As a starting point, the Court concludes that the language used in the job instruction sheet ("Black rubber cut resistant gloves are generally available in the state shop for recyclers.") did not impose an absolute duty on the State to have this equipment available at all times, nor does it oblige inmates who are assigned to the job to wear the protective gloves. "Negligence is essentially defined as the breach of the duty to conform to a standard of conduct for the protection of others against unreasonable risks of harm" (
Kandrach v State of New York,
188 AD2d 910, supra). As indicated, the State did not mandate that inmates engaged in recycling preparation use the heavier, cut resistant gloves, and in fact claimant had successfully, and safely, performed the job for several months. Nor was there any expert testimony to establish that the job cannot be performed safely without such gloves, so long as the worker himself uses reasonable care. In order for the State to be liable for his injuries, therefore, claimant must prove that his requests for the heavier gloves were unreasonably ignored or disregarded.
It is undisputed that claimant did not ask Correction Officer Columbe for a pair of the cut resistant gloves on the night in question, and the Court credits the testimony of Correction Officer Columbe that if such a request had been made, the gloves would have been provided. Weighing evidence and assessing the veracity of conflicting testimony is a responsibility of the Court, as finder of fact (
Vizzini v State of New York, 278 AD2d 562; Colangione v State of New York, 187 AD2d 844; see Savio v State of New York, 268 AD2d 907, lv denied 95 NY2d 758). Officer Columbe appeared to be fully familiar with the equipment and confident that he could secure it, and claimant himself acknowledged that he frequently saw other inmates wearing the gloves in question, further suggesting that they were available, at least to be borrowed, within the facility. It is questionable whether the "few" requests that claimant asserts he made were sufficient to impose a duty on the State to promptly provide them, and in any event, there was simply no corroboration of claimant's testimony that he had made such requests. The officers who could have confirmed that fact were not called to testify by claimant's counsel, and there was no reason given for this lack of testimony.
Finally, the Court rejects claimant's argument that he was unable to take any further steps toward obtaining the cut resistant gloves because he could be disciplined. There is no doubt that, as both claimant and Officer Columbe testified, disciplinary proceedings could and probably would be commenced if claimant refused to carry out the duties of his job. On the other hand, there were many steps that claimant could have taken, short of refusing to work, if he were making a serious effort to obtain the cut resistant gloves. These include making more than "a few" requests, making written requests, or objecting in writing to the absence of the safety equipment that the facility's own procedures stated should be available.

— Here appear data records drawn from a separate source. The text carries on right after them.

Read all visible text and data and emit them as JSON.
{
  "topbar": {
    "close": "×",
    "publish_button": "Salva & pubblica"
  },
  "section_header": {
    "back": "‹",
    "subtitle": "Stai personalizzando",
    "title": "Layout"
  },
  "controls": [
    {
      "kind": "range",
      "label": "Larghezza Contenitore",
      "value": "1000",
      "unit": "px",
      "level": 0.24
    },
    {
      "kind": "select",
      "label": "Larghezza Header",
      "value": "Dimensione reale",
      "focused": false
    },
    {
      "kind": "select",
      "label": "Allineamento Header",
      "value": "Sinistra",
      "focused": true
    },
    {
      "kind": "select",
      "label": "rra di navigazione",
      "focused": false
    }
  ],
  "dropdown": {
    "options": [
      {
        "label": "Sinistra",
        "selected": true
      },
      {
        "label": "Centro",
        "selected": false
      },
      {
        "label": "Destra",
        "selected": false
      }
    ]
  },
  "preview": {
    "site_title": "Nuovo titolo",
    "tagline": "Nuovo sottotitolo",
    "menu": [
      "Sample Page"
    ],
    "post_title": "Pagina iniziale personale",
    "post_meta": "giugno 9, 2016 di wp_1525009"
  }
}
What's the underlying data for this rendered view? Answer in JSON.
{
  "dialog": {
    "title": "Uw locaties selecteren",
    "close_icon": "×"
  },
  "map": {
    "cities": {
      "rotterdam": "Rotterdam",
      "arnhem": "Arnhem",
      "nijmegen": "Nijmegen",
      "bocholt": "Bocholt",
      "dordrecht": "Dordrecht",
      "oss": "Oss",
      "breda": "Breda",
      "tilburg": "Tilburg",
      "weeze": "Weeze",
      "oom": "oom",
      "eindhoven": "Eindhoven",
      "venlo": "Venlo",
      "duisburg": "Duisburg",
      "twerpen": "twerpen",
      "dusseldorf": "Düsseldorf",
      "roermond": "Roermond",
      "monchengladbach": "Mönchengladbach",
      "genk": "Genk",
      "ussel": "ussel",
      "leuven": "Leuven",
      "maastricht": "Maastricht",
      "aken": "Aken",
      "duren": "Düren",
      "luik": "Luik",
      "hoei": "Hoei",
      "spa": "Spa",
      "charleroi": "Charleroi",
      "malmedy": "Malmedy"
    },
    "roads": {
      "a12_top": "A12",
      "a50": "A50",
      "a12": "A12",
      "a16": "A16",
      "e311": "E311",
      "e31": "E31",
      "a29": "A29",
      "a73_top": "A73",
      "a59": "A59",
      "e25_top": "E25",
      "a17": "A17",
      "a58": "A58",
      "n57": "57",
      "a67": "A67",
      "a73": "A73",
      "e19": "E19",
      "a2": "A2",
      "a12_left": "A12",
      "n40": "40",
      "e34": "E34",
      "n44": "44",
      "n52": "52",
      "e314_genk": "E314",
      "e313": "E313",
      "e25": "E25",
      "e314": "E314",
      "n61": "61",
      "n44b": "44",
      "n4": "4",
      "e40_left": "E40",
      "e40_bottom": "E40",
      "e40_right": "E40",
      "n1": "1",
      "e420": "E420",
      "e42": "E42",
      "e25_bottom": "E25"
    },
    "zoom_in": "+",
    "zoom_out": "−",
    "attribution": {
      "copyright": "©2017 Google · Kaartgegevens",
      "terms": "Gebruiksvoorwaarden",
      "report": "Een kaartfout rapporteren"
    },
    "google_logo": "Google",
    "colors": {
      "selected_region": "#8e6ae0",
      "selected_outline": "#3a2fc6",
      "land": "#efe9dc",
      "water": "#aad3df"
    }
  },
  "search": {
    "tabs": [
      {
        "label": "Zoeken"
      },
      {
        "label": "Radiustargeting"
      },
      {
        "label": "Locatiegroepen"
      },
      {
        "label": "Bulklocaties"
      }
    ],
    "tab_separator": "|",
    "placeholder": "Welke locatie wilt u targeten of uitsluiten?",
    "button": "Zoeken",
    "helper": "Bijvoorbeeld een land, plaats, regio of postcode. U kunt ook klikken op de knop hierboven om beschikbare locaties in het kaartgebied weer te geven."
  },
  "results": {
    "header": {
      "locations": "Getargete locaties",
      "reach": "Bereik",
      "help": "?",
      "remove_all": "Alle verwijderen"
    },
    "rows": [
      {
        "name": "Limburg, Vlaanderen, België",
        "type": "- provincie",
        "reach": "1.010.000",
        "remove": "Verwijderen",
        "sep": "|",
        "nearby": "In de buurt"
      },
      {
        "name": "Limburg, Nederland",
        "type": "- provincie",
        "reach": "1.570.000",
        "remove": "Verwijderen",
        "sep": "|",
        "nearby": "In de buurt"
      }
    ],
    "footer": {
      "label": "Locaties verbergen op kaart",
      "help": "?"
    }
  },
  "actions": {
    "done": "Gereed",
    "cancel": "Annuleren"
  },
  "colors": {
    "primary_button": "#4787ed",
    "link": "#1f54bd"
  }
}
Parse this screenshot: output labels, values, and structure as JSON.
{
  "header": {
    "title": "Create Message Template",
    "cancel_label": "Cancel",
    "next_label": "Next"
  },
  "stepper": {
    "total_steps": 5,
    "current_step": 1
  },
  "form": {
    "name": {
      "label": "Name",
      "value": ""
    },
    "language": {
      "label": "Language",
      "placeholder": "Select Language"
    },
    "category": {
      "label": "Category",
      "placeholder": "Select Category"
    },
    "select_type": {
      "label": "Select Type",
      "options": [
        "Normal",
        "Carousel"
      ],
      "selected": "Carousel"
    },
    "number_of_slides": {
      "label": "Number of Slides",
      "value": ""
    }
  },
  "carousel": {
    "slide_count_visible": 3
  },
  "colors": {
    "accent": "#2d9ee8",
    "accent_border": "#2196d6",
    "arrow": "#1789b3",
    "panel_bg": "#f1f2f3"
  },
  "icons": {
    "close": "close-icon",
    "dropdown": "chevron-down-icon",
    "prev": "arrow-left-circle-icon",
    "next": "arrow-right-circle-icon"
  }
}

Claimant has failed to prove, by a preponderance of the credible evidence, that the State is liable for the injury he suffered on May 25, 1997. The Chief Clerk is directed to enter judgment dismissing the claim.

Let judgment be entered accordingly.

December 11, 2003
Albany, New York

Judge of the Court of Claims